=== What to do ===
These entries must be printed again exactly as they are.

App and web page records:
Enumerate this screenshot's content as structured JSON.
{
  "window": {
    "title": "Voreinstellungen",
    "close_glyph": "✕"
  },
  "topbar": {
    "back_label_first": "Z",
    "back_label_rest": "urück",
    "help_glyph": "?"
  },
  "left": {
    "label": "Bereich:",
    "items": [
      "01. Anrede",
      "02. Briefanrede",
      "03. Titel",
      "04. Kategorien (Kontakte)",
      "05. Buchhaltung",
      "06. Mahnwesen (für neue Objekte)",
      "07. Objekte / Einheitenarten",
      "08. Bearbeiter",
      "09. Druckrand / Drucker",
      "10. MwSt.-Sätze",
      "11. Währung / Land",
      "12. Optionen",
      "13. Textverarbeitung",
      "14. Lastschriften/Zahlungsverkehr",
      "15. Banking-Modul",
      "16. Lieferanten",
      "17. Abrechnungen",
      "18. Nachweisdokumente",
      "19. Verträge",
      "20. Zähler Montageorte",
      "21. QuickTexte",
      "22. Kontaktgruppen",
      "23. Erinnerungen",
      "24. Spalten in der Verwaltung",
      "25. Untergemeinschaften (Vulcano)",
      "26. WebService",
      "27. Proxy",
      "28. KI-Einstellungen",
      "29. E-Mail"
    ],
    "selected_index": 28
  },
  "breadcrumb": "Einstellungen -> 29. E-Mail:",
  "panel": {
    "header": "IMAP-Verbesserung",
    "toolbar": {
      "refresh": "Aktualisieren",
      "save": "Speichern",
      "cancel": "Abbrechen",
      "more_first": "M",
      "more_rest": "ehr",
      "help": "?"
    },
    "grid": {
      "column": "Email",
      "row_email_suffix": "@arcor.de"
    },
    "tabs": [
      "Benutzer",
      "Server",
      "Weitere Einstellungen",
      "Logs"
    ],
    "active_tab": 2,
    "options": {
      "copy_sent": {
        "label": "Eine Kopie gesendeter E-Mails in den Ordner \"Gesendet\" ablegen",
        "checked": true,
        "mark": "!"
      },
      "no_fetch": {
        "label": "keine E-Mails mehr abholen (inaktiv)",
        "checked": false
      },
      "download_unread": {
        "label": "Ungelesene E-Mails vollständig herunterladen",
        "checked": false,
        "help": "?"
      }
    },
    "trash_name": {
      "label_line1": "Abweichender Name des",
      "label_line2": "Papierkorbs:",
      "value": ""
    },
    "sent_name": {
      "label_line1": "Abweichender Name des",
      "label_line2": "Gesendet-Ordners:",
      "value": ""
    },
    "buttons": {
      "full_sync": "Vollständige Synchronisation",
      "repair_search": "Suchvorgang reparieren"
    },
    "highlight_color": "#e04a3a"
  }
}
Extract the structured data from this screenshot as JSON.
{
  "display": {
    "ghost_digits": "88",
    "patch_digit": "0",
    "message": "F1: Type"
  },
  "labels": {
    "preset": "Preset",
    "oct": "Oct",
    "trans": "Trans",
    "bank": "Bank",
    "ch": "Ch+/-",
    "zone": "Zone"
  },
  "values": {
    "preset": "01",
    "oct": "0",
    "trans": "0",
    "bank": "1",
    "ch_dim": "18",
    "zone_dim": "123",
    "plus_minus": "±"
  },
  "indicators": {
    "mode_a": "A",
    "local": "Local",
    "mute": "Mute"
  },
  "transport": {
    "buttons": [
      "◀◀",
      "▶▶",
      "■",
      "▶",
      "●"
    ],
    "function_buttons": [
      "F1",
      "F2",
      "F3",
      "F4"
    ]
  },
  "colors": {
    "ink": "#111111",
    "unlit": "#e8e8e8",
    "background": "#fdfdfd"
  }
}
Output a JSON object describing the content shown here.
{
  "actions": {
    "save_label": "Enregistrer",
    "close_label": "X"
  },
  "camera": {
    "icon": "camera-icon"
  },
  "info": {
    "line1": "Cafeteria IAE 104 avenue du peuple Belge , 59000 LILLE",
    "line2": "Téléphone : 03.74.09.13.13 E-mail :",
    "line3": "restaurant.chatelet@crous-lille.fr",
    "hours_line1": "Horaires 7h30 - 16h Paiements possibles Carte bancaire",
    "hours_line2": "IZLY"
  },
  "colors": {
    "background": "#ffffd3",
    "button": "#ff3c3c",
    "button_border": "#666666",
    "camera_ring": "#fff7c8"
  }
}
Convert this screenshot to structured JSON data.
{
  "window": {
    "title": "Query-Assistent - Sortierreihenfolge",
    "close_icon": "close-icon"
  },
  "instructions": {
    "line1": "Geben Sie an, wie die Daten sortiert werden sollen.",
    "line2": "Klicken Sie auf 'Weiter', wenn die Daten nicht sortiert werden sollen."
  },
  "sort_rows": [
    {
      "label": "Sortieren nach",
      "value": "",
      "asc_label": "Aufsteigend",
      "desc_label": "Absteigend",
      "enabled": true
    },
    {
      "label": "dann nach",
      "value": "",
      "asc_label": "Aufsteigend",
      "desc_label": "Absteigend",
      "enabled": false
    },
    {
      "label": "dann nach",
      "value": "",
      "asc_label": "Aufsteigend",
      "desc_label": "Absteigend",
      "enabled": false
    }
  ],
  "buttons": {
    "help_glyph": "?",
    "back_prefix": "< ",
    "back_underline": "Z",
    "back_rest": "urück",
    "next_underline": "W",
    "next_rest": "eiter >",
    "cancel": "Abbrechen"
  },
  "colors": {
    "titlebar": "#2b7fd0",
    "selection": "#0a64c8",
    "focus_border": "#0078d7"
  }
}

=== Problem solution ===
Enumerate this screenshot's content as structured JSON.
{
  "window": {
    "title": "Voreinstellungen",
    "close_glyph": "✕"
  },
  "topbar": {
    "back_label_first": "Z",
    "back_label_rest": "urück",
    "help_glyph": "?"
  },
  "left": {
    "label": "Bereich:",
    "items": [
      "01. Anrede",
      "02. Briefanrede",
      "03. Titel",
      "04. Kategorien (Kontakte)",
      "05. Buchhaltung",
      "06. Mahnwesen (für neue Objekte)",
      "07. Objekte / Einheitenarten",
      "08. Bearbeiter",
      "09. Druckrand / Drucker",
      "10. MwSt.-Sätze",
      "11. Währung / Land",
      "12. Optionen",
      "13. Textverarbeitung",
      "14. Lastschriften/Zahlungsverkehr",
      "15. Banking-Modul",
      "16. Lieferanten",
      "17. Abrechnungen",
      "18. Nachweisdokumente",
      "19. Verträge",
      "20. Zähler Montageorte",
      "21. QuickTexte",
      "22. Kontaktgruppen",
      "23. Erinnerungen",
      "24. Spalten in der Verwaltung",
      "25. Untergemeinschaften (Vulcano)",
      "26. WebService",
      "27. Proxy",
      "28. KI-Einstellungen",
      "29. E-Mail"
    ],
    "selected_index": 28
  },
  "breadcrumb": "Einstellungen -> 29. E-Mail:",
  "panel": {
    "header": "IMAP-Verbesserung",
    "toolbar": {
      "refresh": "Aktualisieren",
      "save": "Speichern",
      "cancel": "Abbrechen",
      "more_first": "M",
      "more_rest": "ehr",
      "help": "?"
    },
    "grid": {
      "column": "Email",
      "row_email_suffix": "@arcor.de"
    },
    "tabs": [
      "Benutzer",
      "Server",
      "Weitere Einstellungen",
      "Logs"
    ],
    "active_tab": 2,
    "options": {
      "copy_sent": {
        "label": "Eine Kopie gesendeter E-Mails in den Ordner \"Gesendet\" ablegen",
        "checked": true,
        "mark": "!"
      },
      "no_fetch": {
        "label": "keine E-Mails mehr abholen (inaktiv)",
        "checked": false
      },
      "download_unread": {
        "label": "Ungelesene E-Mails vollständig herunterladen",
        "checked": false,
        "help": "?"
      }
    },
    "trash_name": {
      "label_line1": "Abweichender Name des",
      "label_line2": "Papierkorbs:",
      "value": ""
    },
    "sent_name": {
      "label_line1": "Abweichender Name des",
      "label_line2": "Gesendet-Ordners:",
      "value": ""
    },
    "buttons": {
      "full_sync": "Vollständige Synchronisation",
      "repair_search": "Suchvorgang reparieren"
    },
    "highlight_color": "#e04a3a"
  }
}
Extract the structured data from this screenshot as JSON.
{
  "display": {
    "ghost_digits": "88",
    "patch_digit": "0",
    "message": "F1: Type"
  },
  "labels": {
    "preset": "Preset",
    "oct": "Oct",
    "trans": "Trans",
    "bank": "Bank",
    "ch": "Ch+/-",
    "zone": "Zone"
  },
  "values": {
    "preset": "01",
    "oct": "0",
    "trans": "0",
    "bank": "1",
    "ch_dim": "18",
    "zone_dim": "123",
    "plus_minus": "±"
  },
  "indicators": {
    "mode_a": "A",
    "local": "Local",
    "mute": "Mute"
  },
  "transport": {
    "buttons": [
      "◀◀",
      "▶▶",
      "■",
      "▶",
      "●"
    ],
    "function_buttons": [
      "F1",
      "F2",
      "F3",
      "F4"
    ]
  },
  "colors": {
    "ink": "#111111",
    "unlit": "#e8e8e8",
    "background": "#fdfdfd"
  }
}
Output a JSON object describing the content shown here.
{
  "actions": {
    "save_label": "Enregistrer",
    "close_label": "X"
  },
  "camera": {
    "icon": "camera-icon"
  },
  "info": {
    "line1": "Cafeteria IAE 104 avenue du peuple Belge , 59000 LILLE",
    "line2": "Téléphone : 03.74.09.13.13 E-mail :",
    "line3": "restaurant.chatelet@crous-lille.fr",
    "hours_line1": "Horaires 7h30 - 16h Paiements possibles Carte bancaire",
    "hours_line2": "IZLY"
  },
  "colors": {
    "background": "#ffffd3",
    "button": "#ff3c3c",
    "button_border": "#666666",
    "camera_ring": "#fff7c8"
  }
}
Convert this screenshot to structured JSON data.
{
  "window": {
    "title": "Query-Assistent - Sortierreihenfolge",
    "close_icon": "close-icon"
  },
  "instructions": {
    "line1": "Geben Sie an, wie die Daten sortiert werden sollen.",
    "line2": "Klicken Sie auf 'Weiter', wenn die Daten nicht sortiert werden sollen."
  },
  "sort_rows": [
    {
      "label": "Sortieren nach",
      "value": "",
      "asc_label": "Aufsteigend",
      "desc_label": "Absteigend",
      "enabled": true
    },
    {
      "label": "dann nach",
      "value": "",
      "asc_label": "Aufsteigend",
      "desc_label": "Absteigend",
      "enabled": false
    },
    {
      "label": "dann nach",
      "value": "",
      "asc_label": "Aufsteigend",
      "desc_label": "Absteigend",
      "enabled": false
    }
  ],
  "buttons": {
    "help_glyph": "?",
    "back_prefix": "< ",
    "back_underline": "Z",
    "back_rest": "urück",
    "next_underline": "W",
    "next_rest": "eiter >",
    "cancel": "Abbrechen"
  },
  "colors": {
    "titlebar": "#2b7fd0",
    "selection": "#0a64c8",
    "focus_border": "#0078d7"
  }
}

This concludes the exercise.